Task description >> Nothing less than an exact copy of all the records is required.

[Data to examine]

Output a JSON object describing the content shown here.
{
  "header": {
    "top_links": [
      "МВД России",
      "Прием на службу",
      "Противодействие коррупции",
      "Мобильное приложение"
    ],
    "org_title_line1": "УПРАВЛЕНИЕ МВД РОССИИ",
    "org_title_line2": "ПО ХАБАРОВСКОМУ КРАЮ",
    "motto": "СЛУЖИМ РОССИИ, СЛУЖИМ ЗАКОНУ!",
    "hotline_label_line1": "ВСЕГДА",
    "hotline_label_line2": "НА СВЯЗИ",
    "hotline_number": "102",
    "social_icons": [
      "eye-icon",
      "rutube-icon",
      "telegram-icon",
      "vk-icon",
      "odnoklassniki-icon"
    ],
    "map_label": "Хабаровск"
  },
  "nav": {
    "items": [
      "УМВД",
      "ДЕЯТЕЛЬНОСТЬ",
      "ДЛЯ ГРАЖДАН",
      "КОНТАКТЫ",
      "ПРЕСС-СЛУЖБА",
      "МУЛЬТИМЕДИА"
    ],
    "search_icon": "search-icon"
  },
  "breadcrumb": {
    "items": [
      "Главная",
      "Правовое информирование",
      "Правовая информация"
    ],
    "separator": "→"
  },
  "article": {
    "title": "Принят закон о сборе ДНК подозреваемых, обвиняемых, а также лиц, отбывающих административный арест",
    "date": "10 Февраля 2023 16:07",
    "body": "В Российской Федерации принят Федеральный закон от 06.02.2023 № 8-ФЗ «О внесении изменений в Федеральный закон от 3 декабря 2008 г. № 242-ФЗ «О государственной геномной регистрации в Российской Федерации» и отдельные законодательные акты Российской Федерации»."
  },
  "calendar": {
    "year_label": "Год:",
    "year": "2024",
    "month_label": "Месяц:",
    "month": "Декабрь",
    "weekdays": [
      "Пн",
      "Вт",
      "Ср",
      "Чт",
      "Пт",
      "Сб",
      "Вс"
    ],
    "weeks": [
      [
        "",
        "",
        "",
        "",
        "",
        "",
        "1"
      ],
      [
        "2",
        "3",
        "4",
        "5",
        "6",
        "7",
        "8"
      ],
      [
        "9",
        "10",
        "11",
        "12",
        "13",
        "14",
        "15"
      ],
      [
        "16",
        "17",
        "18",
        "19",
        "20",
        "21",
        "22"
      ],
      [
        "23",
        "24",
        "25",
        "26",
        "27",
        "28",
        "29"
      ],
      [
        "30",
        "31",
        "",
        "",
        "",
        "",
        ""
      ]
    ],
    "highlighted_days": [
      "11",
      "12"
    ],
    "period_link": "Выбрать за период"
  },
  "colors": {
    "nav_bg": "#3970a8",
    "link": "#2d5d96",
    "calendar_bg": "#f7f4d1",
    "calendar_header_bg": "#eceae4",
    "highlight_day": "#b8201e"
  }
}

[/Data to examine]

Exercise solution >>
Output a JSON object describing the content shown here.
{
  "header": {
    "top_links": [
      "МВД России",
      "Прием на службу",
      "Противодействие коррупции",
      "Мобильное приложение"
    ],
    "org_title_line1": "УПРАВЛЕНИЕ МВД РОССИИ",
    "org_title_line2": "ПО ХАБАРОВСКОМУ КРАЮ",
    "motto": "СЛУЖИМ РОССИИ, СЛУЖИМ ЗАКОНУ!",
    "hotline_label_line1": "ВСЕГДА",
    "hotline_label_line2": "НА СВЯЗИ",
    "hotline_number": "102",
    "social_icons": [
      "eye-icon",
      "rutube-icon",
      "telegram-icon",
      "vk-icon",
      "odnoklassniki-icon"
    ],
    "map_label": "Хабаровск"
  },
  "nav": {
    "items": [
      "УМВД",
      "ДЕЯТЕЛЬНОСТЬ",
      "ДЛЯ ГРАЖДАН",
      "КОНТАКТЫ",
      "ПРЕСС-СЛУЖБА",
      "МУЛЬТИМЕДИА"
    ],
    "search_icon": "search-icon"
  },
  "breadcrumb": {
    "items": [
      "Главная",
      "Правовое информирование",
      "Правовая информация"
    ],
    "separator": "→"
  },
  "article": {
    "title": "Принят закон о сборе ДНК подозреваемых, обвиняемых, а также лиц, отбывающих административный арест",
    "date": "10 Февраля 2023 16:07",
    "body": "В Российской Федерации принят Федеральный закон от 06.02.2023 № 8-ФЗ «О внесении изменений в Федеральный закон от 3 декабря 2008 г. № 242-ФЗ «О государственной геномной регистрации в Российской Федерации» и отдельные законодательные акты Российской Федерации»."
  },
  "calendar": {
    "year_label": "Год:",
    "year": "2024",
    "month_label": "Месяц:",
    "month": "Декабрь",
    "weekdays": [
      "Пн",
      "Вт",
      "Ср",
      "Чт",
      "Пт",
      "Сб",
      "Вс"
    ],
    "weeks": [
      [
        "",
        "",
        "",
        "",
        "",
        "",
        "1"
      ],
      [
        "2",
        "3",
        "4",
        "5",
        "6",
        "7",
        "8"
      ],
      [
        "9",
        "10",
        "11",
        "12",
        "13",
        "14",
        "15"
      ],
      [
        "16",
        "17",
        "18",
        "19",
        "20",
        "21",
        "22"
      ],
      [
        "23",
        "24",
        "25",
        "26",
        "27",
        "28",
        "29"
      ],
      [
        "30",
        "31",
        "",
        "",
        "",
        "",
        ""
      ]
    ],
    "highlighted_days": [
      "11",
      "12"
    ],
    "period_link": "Выбрать за период"
  },
  "colors": {
    "nav_bg": "#3970a8",
    "link": "#2d5d96",
    "calendar_bg": "#f7f4d1",
    "calendar_header_bg": "#eceae4",
    "highlight_day": "#b8201e"
  }
}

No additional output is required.